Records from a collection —
──────
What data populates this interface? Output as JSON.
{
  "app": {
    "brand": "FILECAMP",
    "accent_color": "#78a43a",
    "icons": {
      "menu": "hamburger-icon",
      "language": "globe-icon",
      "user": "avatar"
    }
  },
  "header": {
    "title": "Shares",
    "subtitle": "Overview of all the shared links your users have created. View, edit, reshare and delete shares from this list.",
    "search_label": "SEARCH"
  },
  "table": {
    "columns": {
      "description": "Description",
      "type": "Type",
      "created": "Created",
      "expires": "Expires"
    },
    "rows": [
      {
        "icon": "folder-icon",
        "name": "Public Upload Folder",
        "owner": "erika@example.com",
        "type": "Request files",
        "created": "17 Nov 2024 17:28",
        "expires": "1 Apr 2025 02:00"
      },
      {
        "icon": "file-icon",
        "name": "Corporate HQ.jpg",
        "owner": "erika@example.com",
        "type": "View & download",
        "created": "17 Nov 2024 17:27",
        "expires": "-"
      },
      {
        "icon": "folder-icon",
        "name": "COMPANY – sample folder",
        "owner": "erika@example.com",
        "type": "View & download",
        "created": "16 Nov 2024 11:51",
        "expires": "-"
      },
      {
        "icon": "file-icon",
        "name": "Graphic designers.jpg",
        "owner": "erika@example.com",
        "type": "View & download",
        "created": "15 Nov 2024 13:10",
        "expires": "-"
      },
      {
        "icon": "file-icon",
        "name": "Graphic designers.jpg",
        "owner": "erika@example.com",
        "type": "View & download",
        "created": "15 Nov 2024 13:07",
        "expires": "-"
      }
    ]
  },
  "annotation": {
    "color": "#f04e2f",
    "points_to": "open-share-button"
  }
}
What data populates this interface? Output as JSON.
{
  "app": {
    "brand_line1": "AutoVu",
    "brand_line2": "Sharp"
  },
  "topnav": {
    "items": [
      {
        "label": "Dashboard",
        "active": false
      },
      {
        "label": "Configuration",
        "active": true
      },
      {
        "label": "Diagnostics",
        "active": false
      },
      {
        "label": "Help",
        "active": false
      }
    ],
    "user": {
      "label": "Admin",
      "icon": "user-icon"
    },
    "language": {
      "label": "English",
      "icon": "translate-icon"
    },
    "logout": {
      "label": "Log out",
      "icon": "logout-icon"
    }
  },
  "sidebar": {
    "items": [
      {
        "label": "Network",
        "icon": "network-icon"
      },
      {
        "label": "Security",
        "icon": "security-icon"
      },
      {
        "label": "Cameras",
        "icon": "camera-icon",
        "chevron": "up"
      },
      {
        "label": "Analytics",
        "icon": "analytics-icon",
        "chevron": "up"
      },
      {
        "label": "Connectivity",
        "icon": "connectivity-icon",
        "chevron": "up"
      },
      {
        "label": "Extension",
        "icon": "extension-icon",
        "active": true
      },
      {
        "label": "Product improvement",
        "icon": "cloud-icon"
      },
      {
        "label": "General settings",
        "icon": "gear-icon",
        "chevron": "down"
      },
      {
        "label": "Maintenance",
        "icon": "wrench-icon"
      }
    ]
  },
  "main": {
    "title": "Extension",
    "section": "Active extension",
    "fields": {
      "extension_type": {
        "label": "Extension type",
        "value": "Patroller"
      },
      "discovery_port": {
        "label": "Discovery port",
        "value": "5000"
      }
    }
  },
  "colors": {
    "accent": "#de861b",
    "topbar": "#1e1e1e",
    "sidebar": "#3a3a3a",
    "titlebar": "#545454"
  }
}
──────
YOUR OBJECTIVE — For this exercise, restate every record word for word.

SOLVED EXERCISE —
What data populates this interface? Output as JSON.
{
  "app": {
    "brand": "FILECAMP",
    "accent_color": "#78a43a",
    "icons": {
      "menu": "hamburger-icon",
      "language": "globe-icon",
      "user": "avatar"
    }
  },
  "header": {
    "title": "Shares",
    "subtitle": "Overview of all the shared links your users have created. View, edit, reshare and delete shares from this list.",
    "search_label": "SEARCH"
  },
  "table": {
    "columns": {
      "description": "Description",
      "type": "Type",
      "created": "Created",
      "expires": "Expires"
    },
    "rows": [
      {
        "icon": "folder-icon",
        "name": "Public Upload Folder",
        "owner": "erika@example.com",
        "type": "Request files",
        "created": "17 Nov 2024 17:28",
        "expires": "1 Apr 2025 02:00"
      },
      {
        "icon": "file-icon",
        "name": "Corporate HQ.jpg",
        "owner": "erika@example.com",
        "type": "View & download",
        "created": "17 Nov 2024 17:27",
        "expires": "-"
      },
      {
        "icon": "folder-icon",
        "name": "COMPANY – sample folder",
        "owner": "erika@example.com",
        "type": "View & download",
        "created": "16 Nov 2024 11:51",
        "expires": "-"
      },
      {
        "icon": "file-icon",
        "name": "Graphic designers.jpg",
        "owner": "erika@example.com",
        "type": "View & download",
        "created": "15 Nov 2024 13:10",
        "expires": "-"
      },
      {
        "icon": "file-icon",
        "name": "Graphic designers.jpg",
        "owner": "erika@example.com",
        "type": "View & download",
        "created": "15 Nov 2024 13:07",
        "expires": "-"
      }
    ]
  },
  "annotation": {
    "color": "#f04e2f",
    "points_to": "open-share-button"
  }
}
What data populates this interface? Output as JSON.
{
  "app": {
    "brand_line1": "AutoVu",
    "brand_line2": "Sharp"
  },
  "topnav": {
    "items": [
      {
        "label": "Dashboard",
        "active": false
      },
      {
        "label": "Configuration",
        "active": true
      },
      {
        "label": "Diagnostics",
        "active": false
      },
      {
        "label": "Help",
        "active": false
      }
    ],
    "user": {
      "label": "Admin",
      "icon": "user-icon"
    },
    "language": {
      "label": "English",
      "icon": "translate-icon"
    },
    "logout": {
      "label": "Log out",
      "icon": "logout-icon"
    }
  },
  "sidebar": {
    "items": [
      {
        "label": "Network",
        "icon": "network-icon"
      },
      {
        "label": "Security",
        "icon": "security-icon"
      },
      {
        "label": "Cameras",
        "icon": "camera-icon",
        "chevron": "up"
      },
      {
        "label": "Analytics",
        "icon": "analytics-icon",
        "chevron": "up"
      },
      {
        "label": "Connectivity",
        "icon": "connectivity-icon",
        "chevron": "up"
      },
      {
        "label": "Extension",
        "icon": "extension-icon",
        "active": true
      },
      {
        "label": "Product improvement",
        "icon": "cloud-icon"
      },
      {
        "label": "General settings",
        "icon": "gear-icon",
        "chevron": "down"
      },
      {
        "label": "Maintenance",
        "icon": "wrench-icon"
      }
    ]
  },
  "main": {
    "title": "Extension",
    "section": "Active extension",
    "fields": {
      "extension_type": {
        "label": "Extension type",
        "value": "Patroller"
      },
      "discovery_port": {
        "label": "Discovery port",
        "value": "5000"
      }
    }
  },
  "colors": {
    "accent": "#de861b",
    "topbar": "#1e1e1e",
    "sidebar": "#3a3a3a",
    "titlebar": "#545454"
  }
}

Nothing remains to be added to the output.